Pip Utton and Jailoshini Naidoo gave the Delhi audience memorable moments at their performances during the festival “Going Solo” held recently.

Two performers of international repute, during solo performances at FICCI auditorium recently, offered the audience an exciting theatrical experience. The actors’ body language, the subtlety of their dialogue delivery and their manner of establishing lively rapport with the audience confirmed that the theatrical art truly belonged to them. They brought to life dry facts of history, investing them with universal meaning. The performers, featured at the festival “Going Solo” under the auspices of Teamwork, were Pip Utton of the U.K. and Jailoshini Naidoo from South Africa. They have already participated at the Ediburgh Fringe Festival-2013.

British writer-actor Pip Utton enacted the life, achievements and times of Winston Churchill and his role in the Second World War. He starts his solo performance standing on a pedestal as a statue of Churchill. His Churchill expresses his envy of the statue of Nelson Madela, South African anti-apartheid revolutionary, which he considers more imposing and attracting more people. In an exuberant tone he invites a member of the audience to help him descend from the pedestal. Coming down, he changes costumes, holds a cigar and occupies centre-stage. He captures Churchill’s life, including his childhood, his parents, the aristocratic background of his family, his childhood days in the company of his brother, his charming wife and their blissful conjugal relationship.

Here in front of the audience stands a historic personality who played decisive role for over 50 years in international politics, especially in the Second World War as the Prime Minister of Britain, forging an alliance with Stalin’s Soviet Union to inflict ingenious defeat on Hitler. It was a moment of glory for Britain led by Churchill. He was the hero of the people. Contrary to expectations, the hero was defeated in the general elections held after the war. Labour Party leader Clement Attlee took over as Prime Minister. However, once again he became Prime Minister (1951 to 1955). Pip also tells us that Churchill was a historian, a highly paid writer who won the Nobel Prize in literature.

Pip’s artistry lies in sustaining the lively mood of his production, along with his spontaneity and informality which enable him to establish a direct rapport with the audience. He keeps moving from one space to another. His moments are charged with dramatic force. His imaging of the character, who was one of the greatest wartime leaders of the 20th century, is vivid and full of life.

(Pip avoids Churchill’s conservative political philosophy and his reactionary attitude towards the colonial people and their liberation struggle against imperialism.)

“Adolf” was another solo piece presented by Pip at the festival. By presenting these two totally diverse characters with diametrically different world outlook, he displays his consummate histrionic artistry. He truly lives his characters, offering the audience intensely absorbing moments.
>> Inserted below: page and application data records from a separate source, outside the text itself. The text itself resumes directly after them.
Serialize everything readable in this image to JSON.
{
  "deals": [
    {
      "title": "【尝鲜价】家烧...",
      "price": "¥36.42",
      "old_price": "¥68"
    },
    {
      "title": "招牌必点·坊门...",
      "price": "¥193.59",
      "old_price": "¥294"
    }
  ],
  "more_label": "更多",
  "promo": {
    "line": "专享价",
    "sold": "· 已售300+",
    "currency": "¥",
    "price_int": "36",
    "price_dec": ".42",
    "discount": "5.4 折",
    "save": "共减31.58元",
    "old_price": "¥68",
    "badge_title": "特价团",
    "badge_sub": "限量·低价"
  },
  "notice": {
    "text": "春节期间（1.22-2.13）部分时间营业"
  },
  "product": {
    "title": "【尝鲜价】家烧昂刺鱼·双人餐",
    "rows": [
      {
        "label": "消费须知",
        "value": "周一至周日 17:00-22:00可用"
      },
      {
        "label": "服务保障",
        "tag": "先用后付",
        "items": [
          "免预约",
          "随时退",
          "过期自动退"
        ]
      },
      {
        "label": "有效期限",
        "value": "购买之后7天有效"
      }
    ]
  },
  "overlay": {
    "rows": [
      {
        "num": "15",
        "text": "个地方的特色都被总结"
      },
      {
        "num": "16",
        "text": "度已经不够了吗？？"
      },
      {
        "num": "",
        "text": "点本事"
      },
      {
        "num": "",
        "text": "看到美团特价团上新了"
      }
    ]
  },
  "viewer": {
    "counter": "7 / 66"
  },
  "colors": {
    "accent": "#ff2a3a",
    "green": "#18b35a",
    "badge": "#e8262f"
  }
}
In contrast to his interpretation of Churchill, Pip interprets Adolf Hitler’s philosophy on a grim note that has a scary impact on the audience. His Churchill is beautifully enchanting, while his Hitler provokes, shocks and intimidates.

Pip’s Adolf is a master strategist to spread hatred and anger among people to capture the state apparatus. He has the power to convince the people that he alone can restore Germans their lost glory and can bring about economic resurgence of a country devastated on all fronts. After diagnosing the ills of the country, he recommends drastic remedial measures. He exhorts his listeners regarding the ‘supremacy’ of the German race. According to him, Jews, communists and homosexuals are the enemies of Germany and the German people and they should be exterminated. While reminding the German people about the Treaty of Versailles, 1918, by which the Allied Powers imposed humiliating conditions on Germany, Pip powerfully provides the historical background that laid the groundwork for the rise of Nazism in Germany, leading to the outbreak of the Second World War.

While Pip’s “Churchill” is a show to be viewed with delight, projecting a vibrant portrait of a historical figure who led a rich and meaningful life, his “Adolf” has a remarkable relevance to the world, with the message that racial hatred, chauvinism and malignant exhortation of national superiority can lead to the emergence of Right-wing dictatorship.

The third solo play was presented by Jailoshini Naidoo of South Africa, a leading theatre and television artist. Entitled “At The Edge”, written by eminent playwright Govender based on his book of the same title, the play is directed by Sharupa Dutta. It is set in the apartheid period of South African history when the Group Area Act was being implemented with brute force by the state. (According to the Group Area Act 1950, urban apartheid was implemented to remove non-whites from the developed areas for settling the whites. The uprooted non-whites were allotted small pieces of land in far flung areas.)

Naidoo portrays a non-white who is served with the notice to vacate his house which he has built with great care, spending his hard earned money. Undaunted by the inhuman orders for vacation, he defies the law. This is a battle between the powerful apartheid state and a lone non-white citizen whose only strength is his determination to defy unjust orders.

Naidoo creates multiple characters that interact with the protagonist. She captures the idiosyncrasies of these characters, stepping out of one character to enter into another effortlessly, displaying remarkable variations, evoking wide ranging moods. She ends her show with a touch of irony and pathos when the protagonist dies and the family is allowed to remain in the house until the mourning period is over.